Originally, dogs were often bred to do specific jobs, such as herding, hunting, guarding or finding. Giving them household jobs or chores can help channel their energy. Try asking your dog to fetch the newspaper or your slippers, close doors, put an item in a bin, clear their toys into a basket, wake up a family member, pick up something you’ve dropped or lost, or take a written message upstairs to your kids. They’ll love feeling like a helpful member of the household!
6. Make the indoors fun
When the weather outside turns inclement, playtime and exercise with your dog are likely to be affected. But there are plenty of activities to keep them occupied indoors, too, including the classic hide-and-seek. Your dog could find a treat hidden under plastic cups, play tag with you, chase a ball down the stairs, find a toy or treat hidden somewhere in the house or learn a new trick – and that’s just for starters!
Why not make an agility or obstacle course with brooms, chairs and blankets? Or get your dog to practise their skills in quick succession: sit, down, roll, stay, come, high five, wave. Make the order random, to keep them thinking, and reward generously afterwards.
7. Keep dogs entertained when home alone
Dogs are pack animals, and being left alone can cause them stress or even separation anxiety, so don’t leave your dog alone for long periods of time. If you can’t employ a dog walker and don’t have a friendly neighbour or family member that can pop in while you’re out, try leaving a stimulating toy to keep your dog happy when home alone.
Nowadays there are a huge variety of interactive slow-feeder treat dispensers, in the form of balls, puzzles or chew toys. You can also buy ‘nose work’ blankets or snuffle mats for them to find treats in.
8. Explore new dog treats

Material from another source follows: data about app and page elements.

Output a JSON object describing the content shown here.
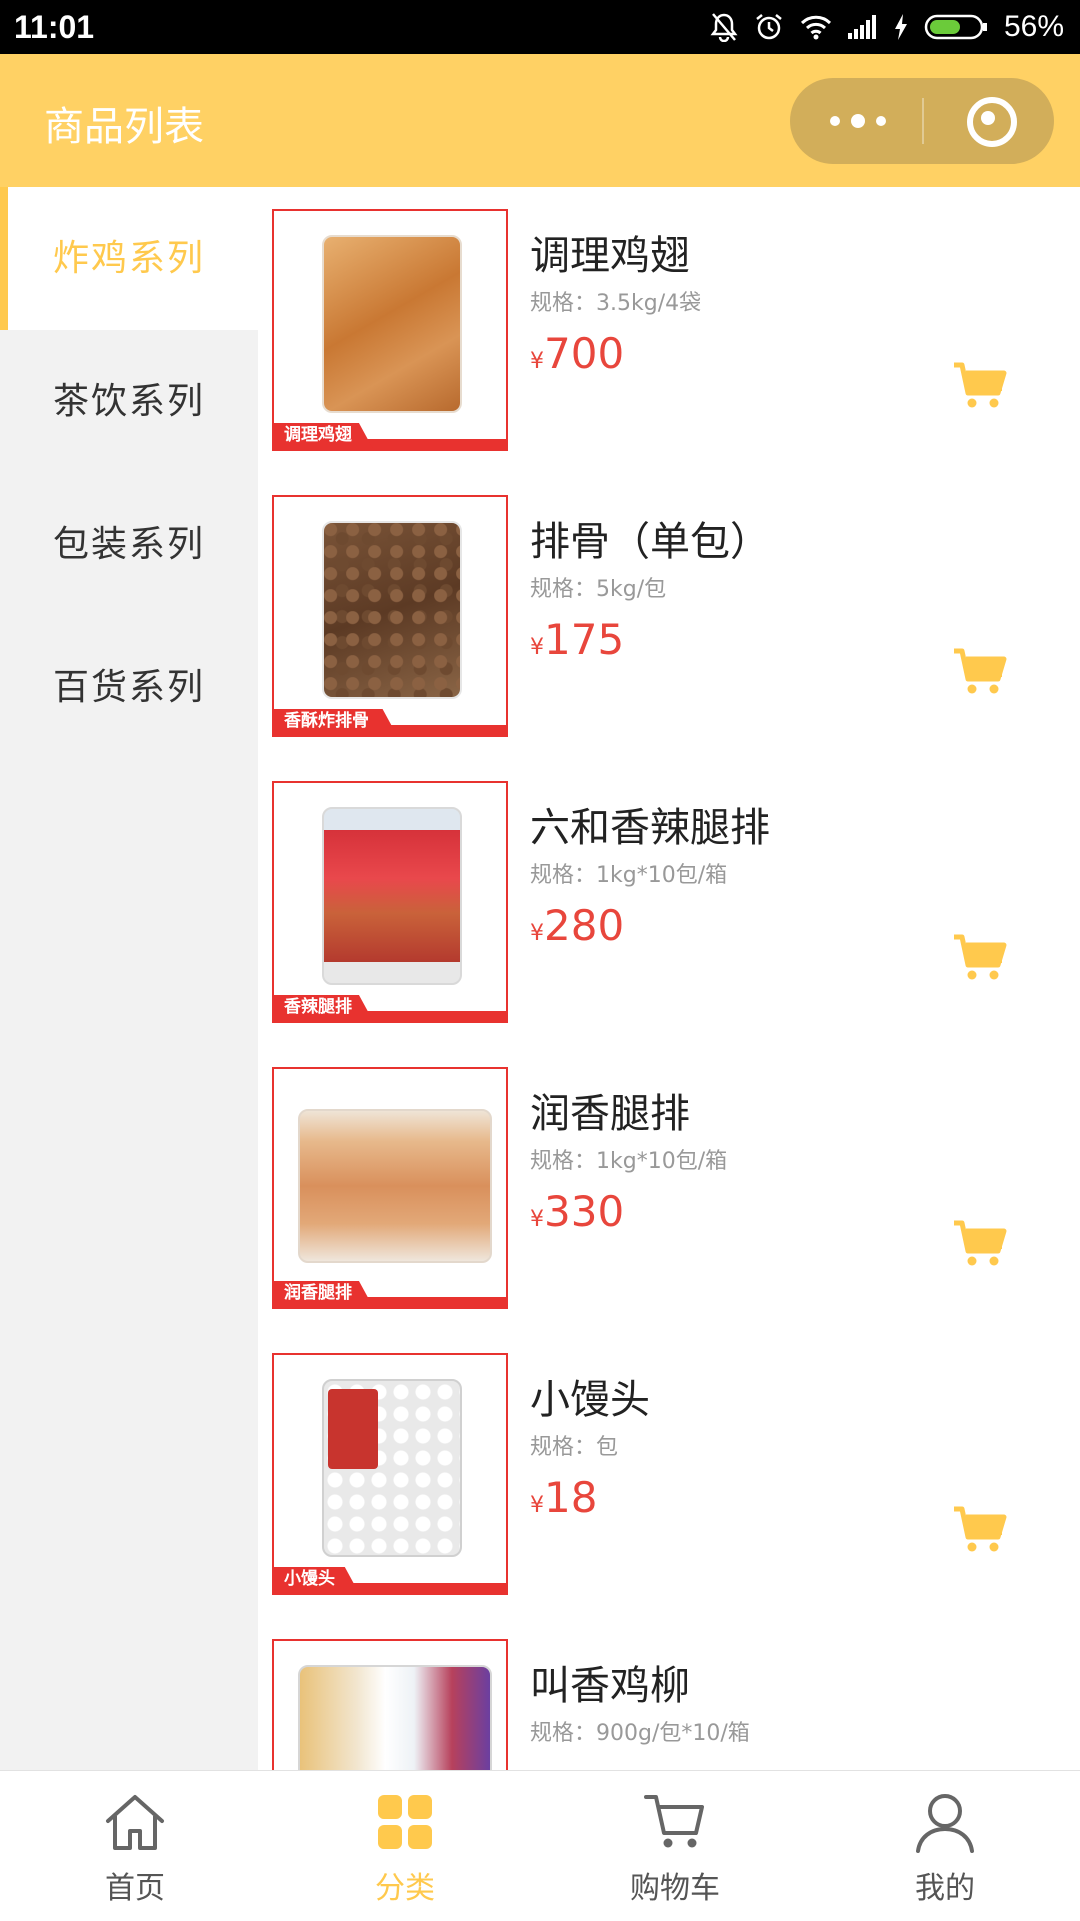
{
  "status_bar": {
    "time": "11:01",
    "battery": "56%"
  },
  "nav": {
    "title": "商品列表"
  },
  "colors": {
    "accent": "#FFD164",
    "active_text": "#FFC94D",
    "price": "#E8463C",
    "ribbon": "#E8322F"
  },
  "sidebar": {
    "items": [
      {
        "label": "炸鸡系列",
        "active": true
      },
      {
        "label": "茶饮系列",
        "active": false
      },
      {
        "label": "包装系列",
        "active": false
      },
      {
        "label": "百货系列",
        "active": false
      }
    ]
  },
  "currency_symbol": "¥",
  "products": [
    {
      "name": "调理鸡翅",
      "spec": "规格：3.5kg/4袋",
      "price": "700",
      "tag": "调理鸡翅",
      "icon": "cart-icon"
    },
    {
      "name": "排骨（单包）",
      "spec": "规格：5kg/包",
      "price": "175",
      "tag": "香酥炸排骨",
      "icon": "cart-icon"
    },
    {
      "name": "六和香辣腿排",
      "spec": "规格：1kg*10包/箱",
      "price": "280",
      "tag": "香辣腿排",
      "icon": "cart-icon"
    },
    {
      "name": "润香腿排",
      "spec": "规格：1kg*10包/箱",
      "price": "330",
      "tag": "润香腿排",
      "icon": "cart-icon"
    },
    {
      "name": "小馒头",
      "spec": "规格：包",
      "price": "18",
      "tag": "小馒头",
      "icon": "cart-icon"
    },
    {
      "name": "叫香鸡柳",
      "spec": "规格：900g/包*10/箱",
      "price": "",
      "tag": "",
      "icon": "cart-icon"
    }
  ],
  "tabbar": {
    "items": [
      {
        "label": "首页",
        "icon": "home-icon",
        "active": false
      },
      {
        "label": "分类",
        "icon": "category-icon",
        "active": true
      },
      {
        "label": "购物车",
        "icon": "cart-icon",
        "active": false
      },
      {
        "label": "我的",
        "icon": "user-icon",
        "active": false
      }
    ]
  }
}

Let’s be honest – our dogs are strongly motivated by food, so giving them meals and treats they enjoy will make a big difference to their happiness. You could even try making your own! Just don’t forget that treats count towards their daily food intake. So, if you’ve offered more snacks than usual, don’t forget to decrease the size or calorie count of their regular meals, to stop them overeating.

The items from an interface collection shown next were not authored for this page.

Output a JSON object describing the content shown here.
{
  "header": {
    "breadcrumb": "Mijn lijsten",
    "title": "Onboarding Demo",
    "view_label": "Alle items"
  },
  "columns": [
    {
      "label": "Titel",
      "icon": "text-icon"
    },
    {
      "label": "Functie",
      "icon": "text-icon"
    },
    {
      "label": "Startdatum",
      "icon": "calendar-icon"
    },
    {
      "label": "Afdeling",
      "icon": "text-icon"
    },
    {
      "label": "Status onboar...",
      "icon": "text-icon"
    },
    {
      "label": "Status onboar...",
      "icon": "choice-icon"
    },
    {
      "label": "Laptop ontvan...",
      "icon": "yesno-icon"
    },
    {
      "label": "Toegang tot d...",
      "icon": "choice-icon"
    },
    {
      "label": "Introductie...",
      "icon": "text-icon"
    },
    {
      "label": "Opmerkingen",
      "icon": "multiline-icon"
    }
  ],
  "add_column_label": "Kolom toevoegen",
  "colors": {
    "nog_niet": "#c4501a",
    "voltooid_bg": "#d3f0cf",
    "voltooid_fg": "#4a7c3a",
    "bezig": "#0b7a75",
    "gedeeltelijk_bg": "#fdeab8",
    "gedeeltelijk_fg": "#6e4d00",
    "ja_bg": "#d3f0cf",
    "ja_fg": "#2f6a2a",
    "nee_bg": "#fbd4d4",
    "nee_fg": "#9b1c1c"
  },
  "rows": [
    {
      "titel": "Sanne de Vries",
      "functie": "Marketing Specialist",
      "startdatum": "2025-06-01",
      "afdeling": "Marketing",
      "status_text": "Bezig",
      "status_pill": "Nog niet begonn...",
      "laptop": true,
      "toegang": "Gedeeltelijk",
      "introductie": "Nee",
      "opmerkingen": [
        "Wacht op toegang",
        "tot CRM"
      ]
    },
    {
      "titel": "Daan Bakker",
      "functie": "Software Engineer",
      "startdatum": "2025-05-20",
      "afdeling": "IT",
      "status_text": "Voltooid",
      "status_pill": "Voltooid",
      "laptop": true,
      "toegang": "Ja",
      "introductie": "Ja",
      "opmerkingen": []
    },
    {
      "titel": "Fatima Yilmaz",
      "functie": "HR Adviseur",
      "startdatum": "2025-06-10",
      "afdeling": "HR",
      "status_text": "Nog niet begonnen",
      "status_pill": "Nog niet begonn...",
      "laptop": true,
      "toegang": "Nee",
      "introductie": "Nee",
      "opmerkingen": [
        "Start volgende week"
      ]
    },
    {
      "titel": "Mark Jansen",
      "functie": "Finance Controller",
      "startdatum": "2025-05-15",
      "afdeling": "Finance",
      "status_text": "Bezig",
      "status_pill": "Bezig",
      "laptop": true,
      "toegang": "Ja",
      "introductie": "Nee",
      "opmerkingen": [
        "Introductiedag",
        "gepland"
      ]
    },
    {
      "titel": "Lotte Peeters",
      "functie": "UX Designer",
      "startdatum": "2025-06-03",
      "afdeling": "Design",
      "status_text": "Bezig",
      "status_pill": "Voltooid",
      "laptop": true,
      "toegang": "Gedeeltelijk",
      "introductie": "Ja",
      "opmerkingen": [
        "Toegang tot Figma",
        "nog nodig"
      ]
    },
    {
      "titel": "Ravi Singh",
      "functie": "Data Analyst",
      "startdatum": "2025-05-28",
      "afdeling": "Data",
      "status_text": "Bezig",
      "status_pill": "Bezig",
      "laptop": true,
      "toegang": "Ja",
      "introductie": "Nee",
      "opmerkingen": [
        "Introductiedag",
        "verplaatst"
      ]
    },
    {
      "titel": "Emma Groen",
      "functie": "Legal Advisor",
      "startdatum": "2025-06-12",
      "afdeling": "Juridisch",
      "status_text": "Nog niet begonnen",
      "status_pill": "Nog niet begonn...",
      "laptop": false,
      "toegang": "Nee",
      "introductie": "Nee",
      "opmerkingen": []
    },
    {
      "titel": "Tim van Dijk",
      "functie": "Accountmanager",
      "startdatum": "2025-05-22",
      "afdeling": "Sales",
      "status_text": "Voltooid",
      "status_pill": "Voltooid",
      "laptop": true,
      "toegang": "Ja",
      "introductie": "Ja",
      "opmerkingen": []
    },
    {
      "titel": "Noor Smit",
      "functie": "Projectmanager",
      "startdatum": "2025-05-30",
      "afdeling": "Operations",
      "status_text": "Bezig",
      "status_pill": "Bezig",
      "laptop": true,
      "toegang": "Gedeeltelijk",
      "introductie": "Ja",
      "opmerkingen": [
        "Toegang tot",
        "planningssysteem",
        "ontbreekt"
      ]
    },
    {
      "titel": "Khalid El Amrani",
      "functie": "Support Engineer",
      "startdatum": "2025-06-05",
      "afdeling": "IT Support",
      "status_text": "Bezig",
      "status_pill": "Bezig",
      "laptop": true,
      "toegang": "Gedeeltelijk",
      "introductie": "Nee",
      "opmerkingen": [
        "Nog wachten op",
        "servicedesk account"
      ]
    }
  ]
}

9. Try a dog massage
A step up from snuggle-time on the sofa, massage is not just an indulgence for humans. It can calm your dog’s anxiety, increase their circulation and strengthen the bond between you both. Start by petting your dog all over and talking softly to relax them. Gently work the flat of your palm from the top of their head down to their neck muscles, massaging them in a circular motion. Work down to the shoulder area (often a favourite spot, as dogs can’t reach this themselves), massaging in a circular motion.
Come to the front to massage the chest and front legs, but be careful of the paw pads, and move on if they don’t like any area being touched. Move back up to the shoulders and make small circular motions along the back on either side of the spine. Progress to the base of the tail and go down the back legs, continuing to their paws if they enjoy it.
10. Balance routine and new experiences
Dogs are creatures of habit, and need the security and reliability of a structured life. Sticking to a routine while working from home or going into your workplace will help keep your dog happy. However, there’s still room for new tricks, treats and places to explore to stop your routine getting stale.